deliberations. They have the power to express the conscious of society as well
as interpret and judge the laws themselves. If they feel that a law is
unconstitutional, evil, or even unfair they can void it for the circumstance by
declaring the defendant not-guilty. The power of the jury is enormous and
through time has become more equitable by decreasing the limitations to become a
juror including race and sex. Part of the reasoning behind the right to a jury
trial is to limit government power. Although judges should be fair and just,
total power is too strong, and could be used to aid some people while harming
others. As someone once said, “Power corrupts sometimes, but absolute power
corrupts absolutely.” Many people thought anarchy would form through the use of
a jury system, but no such thing has occurred. It has produced a feeling of
involvement in the judicial system and government itself. Throughout this essay,
a comparison of a real jury, a simulated jury, and Hollywood\'s perception of a
jury will be discussed. The television special, Inside the Jury Room, showed a
videotaping of a real life jury as seen in a small criminal courtroom. The case
was Wisconsin v. Leroy Reed, a criminal trial for the possession of a firearm by
an ex-convict. The simulated jury concerned an ex-military man who shot two
police officers, killing one and seriously injuring another. The police had
broken into his house because there was probable cause to believe he had drugs.
The man shot the officers because he thought they were robbing his house. The
Hollywood version, titled 12 Angry Men, revolved around a teenage boy who was
accused of murdering his father and could possibly lose his life if found guilty.
The topics of jury selection and appearance, the jurors understanding of their
significance, and the deliberation and verdict will be examined for the three
juries.
The actual jury itself, has much bearing on how a verdict will result.
Are the members compassionate? Rigid? Black? White? Rich? or Poor? All of
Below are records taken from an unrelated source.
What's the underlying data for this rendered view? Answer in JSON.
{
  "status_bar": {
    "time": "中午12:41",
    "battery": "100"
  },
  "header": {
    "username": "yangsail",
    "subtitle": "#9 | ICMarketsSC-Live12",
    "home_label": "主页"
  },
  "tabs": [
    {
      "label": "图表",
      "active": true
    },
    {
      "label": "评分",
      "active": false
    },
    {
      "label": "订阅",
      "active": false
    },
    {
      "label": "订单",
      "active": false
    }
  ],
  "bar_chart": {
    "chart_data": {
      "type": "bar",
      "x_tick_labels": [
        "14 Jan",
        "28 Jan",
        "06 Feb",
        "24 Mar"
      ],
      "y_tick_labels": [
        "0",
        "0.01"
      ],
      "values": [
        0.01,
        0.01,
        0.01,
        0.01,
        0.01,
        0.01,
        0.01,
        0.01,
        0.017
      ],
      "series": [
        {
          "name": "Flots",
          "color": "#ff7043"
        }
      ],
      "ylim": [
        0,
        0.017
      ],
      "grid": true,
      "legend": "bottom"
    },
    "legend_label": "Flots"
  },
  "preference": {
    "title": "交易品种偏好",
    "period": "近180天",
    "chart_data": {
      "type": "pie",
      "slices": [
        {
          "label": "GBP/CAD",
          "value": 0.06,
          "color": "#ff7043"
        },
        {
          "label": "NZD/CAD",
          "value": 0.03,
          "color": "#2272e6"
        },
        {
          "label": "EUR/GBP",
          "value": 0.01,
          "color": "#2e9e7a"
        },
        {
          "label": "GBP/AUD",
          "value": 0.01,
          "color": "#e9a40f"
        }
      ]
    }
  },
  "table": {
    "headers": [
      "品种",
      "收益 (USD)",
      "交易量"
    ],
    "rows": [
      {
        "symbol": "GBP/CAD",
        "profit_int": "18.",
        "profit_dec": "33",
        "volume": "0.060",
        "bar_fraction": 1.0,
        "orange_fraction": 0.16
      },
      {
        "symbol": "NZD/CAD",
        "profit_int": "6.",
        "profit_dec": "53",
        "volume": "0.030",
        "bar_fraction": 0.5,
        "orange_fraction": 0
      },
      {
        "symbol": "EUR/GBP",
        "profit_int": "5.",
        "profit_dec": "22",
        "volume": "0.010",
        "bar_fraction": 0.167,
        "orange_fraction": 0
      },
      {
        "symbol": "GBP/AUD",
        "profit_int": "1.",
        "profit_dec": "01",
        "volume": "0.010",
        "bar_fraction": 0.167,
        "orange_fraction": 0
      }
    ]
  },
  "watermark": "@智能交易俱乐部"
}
these factors can influence a jury; this is why lawyers are so critical when
making their decisions. In the past, juries only admitted white males, as in 12
Angry Men. Discrimination against blacks has always existed; and until the
fifteenth amendment was passed, and the Grandfather Clause, White Primaries, and
literacy test were declared unconstitutional, they could not vote. Women,
although the population\'s majority, were the last to be given suffrage rights.
The men in the movie seemed affluent and business-like. Some of the men came
from meager backgrounds, yet they all act as if they were solvent. Also, the men
were adorned with professional attire. In contrast, Inside the Jury Room chose
a group of jurors of mixed ethnic backgrounds and genders, in various
occupational settings. There were psychiatrists, teachers, and business people
with many different life experiences. Also, the dress was not at all formal.
The differences among the jurors contributed greatly to the insight and opinions
shared about the case. A psychiatrist was able to give her professional opinion
on the man\'s condition, mental retardation, while others could be more
objective. A well-rounded jury can, in my opinion, produce a more educated and
thought-out verdict. In the simulated jury, the jurors were selected randomly
and personal opinions and biases, were not considered. This affected the
decision tremendously. The majority of Maymester students are reverse-transfer
students and tend to be, statistically, more conservative and tough than normal
community college students. Ergo, the verdict was not fairly considered from a
wide array of viewpoints. To the lawyer and the defendant, jury selection is
probably the most important vehicle for attaining a verdict that is favorable to
their position.
One major problem in having average citizens making such important, even
life threatening decisions, is that often jurors do not understand how
significant of a role they are playing in the process. During Inside the Jury
Room, due to Leroy\'s retardation, the jury felt that the case never should have
come to trial. He did not understand what he was doing wrong and he was of no
danger to society. One juror called it a waste of time and a “Mickey Mouse”
case. Another juror would not even formulate an opinion for the group. Rather,
he said he did not care, but would go along with the